Exercise objective:
Copy every line of the material below word for word.

※

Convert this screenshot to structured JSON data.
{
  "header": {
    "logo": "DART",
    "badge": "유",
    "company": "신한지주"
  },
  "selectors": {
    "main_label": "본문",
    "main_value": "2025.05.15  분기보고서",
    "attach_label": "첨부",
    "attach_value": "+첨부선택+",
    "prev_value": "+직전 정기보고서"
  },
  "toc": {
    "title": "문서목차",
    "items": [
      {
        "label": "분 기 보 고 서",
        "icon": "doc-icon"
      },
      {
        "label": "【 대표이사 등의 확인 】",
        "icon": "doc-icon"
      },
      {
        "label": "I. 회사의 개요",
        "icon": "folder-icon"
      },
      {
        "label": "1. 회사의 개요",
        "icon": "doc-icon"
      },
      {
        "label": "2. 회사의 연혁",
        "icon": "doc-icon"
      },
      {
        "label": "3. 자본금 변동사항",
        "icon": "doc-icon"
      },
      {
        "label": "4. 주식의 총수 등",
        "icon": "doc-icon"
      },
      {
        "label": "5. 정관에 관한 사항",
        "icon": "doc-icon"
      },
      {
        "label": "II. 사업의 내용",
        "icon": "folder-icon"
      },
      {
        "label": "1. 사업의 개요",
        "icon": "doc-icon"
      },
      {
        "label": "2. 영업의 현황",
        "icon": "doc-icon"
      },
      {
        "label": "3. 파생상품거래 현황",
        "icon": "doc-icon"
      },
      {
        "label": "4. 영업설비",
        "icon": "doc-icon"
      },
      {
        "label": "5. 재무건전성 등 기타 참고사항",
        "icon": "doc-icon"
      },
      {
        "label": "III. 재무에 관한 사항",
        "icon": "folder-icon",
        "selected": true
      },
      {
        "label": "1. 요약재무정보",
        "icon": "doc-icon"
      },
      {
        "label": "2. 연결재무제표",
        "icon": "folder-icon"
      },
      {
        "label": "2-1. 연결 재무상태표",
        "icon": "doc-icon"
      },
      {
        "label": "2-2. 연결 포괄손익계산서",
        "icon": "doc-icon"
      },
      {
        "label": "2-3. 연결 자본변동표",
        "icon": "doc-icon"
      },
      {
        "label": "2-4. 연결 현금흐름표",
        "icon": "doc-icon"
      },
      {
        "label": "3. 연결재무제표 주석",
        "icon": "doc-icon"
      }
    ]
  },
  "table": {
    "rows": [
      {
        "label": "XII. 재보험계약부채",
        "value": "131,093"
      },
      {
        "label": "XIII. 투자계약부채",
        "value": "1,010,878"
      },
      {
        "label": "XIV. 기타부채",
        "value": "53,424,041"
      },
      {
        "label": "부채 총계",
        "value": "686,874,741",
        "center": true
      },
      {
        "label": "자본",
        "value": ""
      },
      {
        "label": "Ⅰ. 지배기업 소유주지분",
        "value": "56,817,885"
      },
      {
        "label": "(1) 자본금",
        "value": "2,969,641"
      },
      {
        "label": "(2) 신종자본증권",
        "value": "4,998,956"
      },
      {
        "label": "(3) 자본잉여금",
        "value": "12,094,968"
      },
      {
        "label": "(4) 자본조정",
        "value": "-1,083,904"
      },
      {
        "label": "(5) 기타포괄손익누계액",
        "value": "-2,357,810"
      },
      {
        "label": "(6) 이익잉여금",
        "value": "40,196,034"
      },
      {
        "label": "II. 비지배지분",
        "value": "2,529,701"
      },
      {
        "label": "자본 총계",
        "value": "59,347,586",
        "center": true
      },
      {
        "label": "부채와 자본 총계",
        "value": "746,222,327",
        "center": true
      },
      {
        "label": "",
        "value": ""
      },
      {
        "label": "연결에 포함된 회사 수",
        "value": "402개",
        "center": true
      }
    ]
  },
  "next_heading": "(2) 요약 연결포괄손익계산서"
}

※

Expected answer:
Convert this screenshot to structured JSON data.
{
  "header": {
    "logo": "DART",
    "badge": "유",
    "company": "신한지주"
  },
  "selectors": {
    "main_label": "본문",
    "main_value": "2025.05.15  분기보고서",
    "attach_label": "첨부",
    "attach_value": "+첨부선택+",
    "prev_value": "+직전 정기보고서"
  },
  "toc": {
    "title": "문서목차",
    "items": [
      {
        "label": "분 기 보 고 서",
        "icon": "doc-icon"
      },
      {
        "label": "【 대표이사 등의 확인 】",
        "icon": "doc-icon"
      },
      {
        "label": "I. 회사의 개요",
        "icon": "folder-icon"
      },
      {
        "label": "1. 회사의 개요",
        "icon": "doc-icon"
      },
      {
        "label": "2. 회사의 연혁",
        "icon": "doc-icon"
      },
      {
        "label": "3. 자본금 변동사항",
        "icon": "doc-icon"
      },
      {
        "label": "4. 주식의 총수 등",
        "icon": "doc-icon"
      },
      {
        "label": "5. 정관에 관한 사항",
        "icon": "doc-icon"
      },
      {
        "label": "II. 사업의 내용",
        "icon": "folder-icon"
      },
      {
        "label": "1. 사업의 개요",
        "icon": "doc-icon"
      },
      {
        "label": "2. 영업의 현황",
        "icon": "doc-icon"
      },
      {
        "label": "3. 파생상품거래 현황",
        "icon": "doc-icon"
      },
      {
        "label": "4. 영업설비",
        "icon": "doc-icon"
      },
      {
        "label": "5. 재무건전성 등 기타 참고사항",
        "icon": "doc-icon"
      },
      {
        "label": "III. 재무에 관한 사항",
        "icon": "folder-icon",
        "selected": true
      },
      {
        "label": "1. 요약재무정보",
        "icon": "doc-icon"
      },
      {
        "label": "2. 연결재무제표",
        "icon": "folder-icon"
      },
      {
        "label": "2-1. 연결 재무상태표",
        "icon": "doc-icon"
      },
      {
        "label": "2-2. 연결 포괄손익계산서",
        "icon": "doc-icon"
      },
      {
        "label": "2-3. 연결 자본변동표",
        "icon": "doc-icon"
      },
      {
        "label": "2-4. 연결 현금흐름표",
        "icon": "doc-icon"
      },
      {
        "label": "3. 연결재무제표 주석",
        "icon": "doc-icon"
      }
    ]
  },
  "table": {
    "rows": [
      {
        "label": "XII. 재보험계약부채",
        "value": "131,093"
      },
      {
        "label": "XIII. 투자계약부채",
        "value": "1,010,878"
      },
      {
        "label": "XIV. 기타부채",
        "value": "53,424,041"
      },
      {
        "label": "부채 총계",
        "value": "686,874,741",
        "center": true
      },
      {
        "label": "자본",
        "value": ""
      },
      {
        "label": "Ⅰ. 지배기업 소유주지분",
        "value": "56,817,885"
      },
      {
        "label": "(1) 자본금",
        "value": "2,969,641"
      },
      {
        "label": "(2) 신종자본증권",
        "value": "4,998,956"
      },
      {
        "label": "(3) 자본잉여금",
        "value": "12,094,968"
      },
      {
        "label": "(4) 자본조정",
        "value": "-1,083,904"
      },
      {
        "label": "(5) 기타포괄손익누계액",
        "value": "-2,357,810"
      },
      {
        "label": "(6) 이익잉여금",
        "value": "40,196,034"
      },
      {
        "label": "II. 비지배지분",
        "value": "2,529,701"
      },
      {
        "label": "자본 총계",
        "value": "59,347,586",
        "center": true
      },
      {
        "label": "부채와 자본 총계",
        "value": "746,222,327",
        "center": true
      },
      {
        "label": "",
        "value": ""
      },
      {
        "label": "연결에 포함된 회사 수",
        "value": "402개",
        "center": true
      }
    ]
  },
  "next_heading": "(2) 요약 연결포괄손익계산서"
}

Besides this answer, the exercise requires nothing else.